Items from a dataset
------------------------------------------------------------------------

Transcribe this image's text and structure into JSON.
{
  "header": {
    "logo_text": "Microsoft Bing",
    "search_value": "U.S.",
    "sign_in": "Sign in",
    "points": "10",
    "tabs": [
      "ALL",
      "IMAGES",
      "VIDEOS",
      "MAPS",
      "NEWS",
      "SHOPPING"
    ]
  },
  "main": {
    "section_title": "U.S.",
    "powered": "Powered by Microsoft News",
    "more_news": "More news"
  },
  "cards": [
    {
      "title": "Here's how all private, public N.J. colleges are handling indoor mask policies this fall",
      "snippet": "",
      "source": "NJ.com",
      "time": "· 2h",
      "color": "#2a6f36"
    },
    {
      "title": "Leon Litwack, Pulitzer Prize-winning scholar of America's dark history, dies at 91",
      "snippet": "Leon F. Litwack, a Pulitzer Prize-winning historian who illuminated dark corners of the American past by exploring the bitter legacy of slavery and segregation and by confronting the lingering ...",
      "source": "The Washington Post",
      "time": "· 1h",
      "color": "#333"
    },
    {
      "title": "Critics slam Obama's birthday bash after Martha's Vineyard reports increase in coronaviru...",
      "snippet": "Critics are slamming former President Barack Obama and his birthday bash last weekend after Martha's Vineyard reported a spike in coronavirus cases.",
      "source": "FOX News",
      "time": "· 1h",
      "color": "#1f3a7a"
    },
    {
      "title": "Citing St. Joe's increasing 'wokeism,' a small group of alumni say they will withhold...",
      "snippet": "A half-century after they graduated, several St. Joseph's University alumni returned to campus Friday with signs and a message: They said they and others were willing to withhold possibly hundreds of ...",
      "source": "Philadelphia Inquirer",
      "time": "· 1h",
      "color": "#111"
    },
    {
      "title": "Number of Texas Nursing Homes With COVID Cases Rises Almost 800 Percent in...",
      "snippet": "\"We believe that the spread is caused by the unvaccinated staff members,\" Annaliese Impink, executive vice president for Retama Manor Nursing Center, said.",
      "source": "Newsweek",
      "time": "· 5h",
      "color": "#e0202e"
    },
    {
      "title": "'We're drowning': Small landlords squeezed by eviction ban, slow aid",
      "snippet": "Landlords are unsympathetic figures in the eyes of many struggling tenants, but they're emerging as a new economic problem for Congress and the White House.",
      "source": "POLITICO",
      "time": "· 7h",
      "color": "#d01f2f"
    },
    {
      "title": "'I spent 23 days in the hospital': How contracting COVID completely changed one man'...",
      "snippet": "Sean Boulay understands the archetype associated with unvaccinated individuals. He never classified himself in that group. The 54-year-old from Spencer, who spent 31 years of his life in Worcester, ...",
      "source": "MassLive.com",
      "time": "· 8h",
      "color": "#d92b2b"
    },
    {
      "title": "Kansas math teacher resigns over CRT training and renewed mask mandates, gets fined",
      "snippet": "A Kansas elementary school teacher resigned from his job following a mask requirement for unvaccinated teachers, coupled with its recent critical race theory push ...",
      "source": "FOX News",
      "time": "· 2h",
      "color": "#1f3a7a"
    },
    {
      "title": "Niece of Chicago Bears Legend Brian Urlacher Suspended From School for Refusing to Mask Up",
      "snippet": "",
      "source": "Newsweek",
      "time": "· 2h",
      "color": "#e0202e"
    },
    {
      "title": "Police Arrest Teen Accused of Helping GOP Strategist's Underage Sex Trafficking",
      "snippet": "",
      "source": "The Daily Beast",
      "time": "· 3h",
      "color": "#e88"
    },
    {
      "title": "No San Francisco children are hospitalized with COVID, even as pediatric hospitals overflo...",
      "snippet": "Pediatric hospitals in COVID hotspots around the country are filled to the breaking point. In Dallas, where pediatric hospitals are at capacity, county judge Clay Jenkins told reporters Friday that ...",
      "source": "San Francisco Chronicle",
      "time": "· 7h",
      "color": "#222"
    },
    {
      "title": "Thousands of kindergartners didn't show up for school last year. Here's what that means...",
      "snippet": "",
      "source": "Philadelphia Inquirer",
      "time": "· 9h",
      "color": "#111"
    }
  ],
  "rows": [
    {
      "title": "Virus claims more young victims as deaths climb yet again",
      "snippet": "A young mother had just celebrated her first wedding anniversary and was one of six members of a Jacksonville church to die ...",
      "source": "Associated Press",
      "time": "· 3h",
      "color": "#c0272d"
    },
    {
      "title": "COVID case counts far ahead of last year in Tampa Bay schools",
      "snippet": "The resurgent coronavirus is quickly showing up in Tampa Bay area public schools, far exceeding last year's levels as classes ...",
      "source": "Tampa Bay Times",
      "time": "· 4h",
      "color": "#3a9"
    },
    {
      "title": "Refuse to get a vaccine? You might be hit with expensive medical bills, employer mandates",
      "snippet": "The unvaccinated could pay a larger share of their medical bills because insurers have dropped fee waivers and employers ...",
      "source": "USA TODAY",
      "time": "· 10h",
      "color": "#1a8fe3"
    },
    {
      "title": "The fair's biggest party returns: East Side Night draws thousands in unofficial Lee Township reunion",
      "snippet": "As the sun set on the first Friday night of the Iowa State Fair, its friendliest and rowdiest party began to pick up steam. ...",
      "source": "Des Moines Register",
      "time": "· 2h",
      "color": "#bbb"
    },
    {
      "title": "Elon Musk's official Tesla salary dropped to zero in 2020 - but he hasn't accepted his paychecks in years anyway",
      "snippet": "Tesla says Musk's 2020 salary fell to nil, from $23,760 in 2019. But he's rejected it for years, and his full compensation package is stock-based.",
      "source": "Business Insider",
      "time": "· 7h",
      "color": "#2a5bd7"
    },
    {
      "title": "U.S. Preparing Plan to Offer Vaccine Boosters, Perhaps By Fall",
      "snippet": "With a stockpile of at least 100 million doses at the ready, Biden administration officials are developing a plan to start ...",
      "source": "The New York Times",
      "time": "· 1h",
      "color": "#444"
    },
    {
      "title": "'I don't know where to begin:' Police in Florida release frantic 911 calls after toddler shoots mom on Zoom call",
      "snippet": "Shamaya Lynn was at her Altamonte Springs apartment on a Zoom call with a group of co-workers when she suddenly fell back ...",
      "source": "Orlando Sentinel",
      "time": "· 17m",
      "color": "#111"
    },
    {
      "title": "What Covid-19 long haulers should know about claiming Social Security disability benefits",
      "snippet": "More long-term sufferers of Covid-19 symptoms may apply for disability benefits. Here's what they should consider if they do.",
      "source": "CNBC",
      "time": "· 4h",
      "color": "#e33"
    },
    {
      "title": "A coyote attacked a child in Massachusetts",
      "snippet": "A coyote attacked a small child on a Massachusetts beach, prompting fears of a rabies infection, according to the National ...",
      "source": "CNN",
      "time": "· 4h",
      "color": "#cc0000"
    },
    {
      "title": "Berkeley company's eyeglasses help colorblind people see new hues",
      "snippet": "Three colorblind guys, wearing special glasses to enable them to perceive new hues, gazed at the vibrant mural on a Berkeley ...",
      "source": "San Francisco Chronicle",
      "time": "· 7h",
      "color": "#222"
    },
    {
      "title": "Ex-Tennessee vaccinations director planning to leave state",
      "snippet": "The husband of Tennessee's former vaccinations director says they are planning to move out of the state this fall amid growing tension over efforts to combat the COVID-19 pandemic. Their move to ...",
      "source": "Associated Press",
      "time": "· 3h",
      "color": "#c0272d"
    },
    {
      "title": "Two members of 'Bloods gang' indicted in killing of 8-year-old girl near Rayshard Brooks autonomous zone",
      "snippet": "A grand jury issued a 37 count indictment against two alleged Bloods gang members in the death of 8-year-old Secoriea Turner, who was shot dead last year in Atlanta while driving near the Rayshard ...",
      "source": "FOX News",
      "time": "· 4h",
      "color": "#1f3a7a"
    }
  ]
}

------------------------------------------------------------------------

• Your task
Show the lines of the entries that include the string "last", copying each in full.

• Task output
      "snippet": "Critics are slamming former President Barack Obama and his birthday bash last weekend after Martha's Vineyard reported a spike in coronavirus cases.",
      "title": "Thousands of kindergartners didn't show up for school last year. Here's what that means...",
      "title": "COVID case counts far ahead of last year in Tampa Bay schools",
      "snippet": "The resurgent coronavirus is quickly showing up in Tampa Bay area public schools, far exceeding last year's levels as classes ...",
      "snippet": "A grand jury issued a 37 count indictment against two alleged Bloods gang members in the death of 8-year-old Secoriea Turner, who was shot dead last year in Atlanta while driving near the Rayshard ...",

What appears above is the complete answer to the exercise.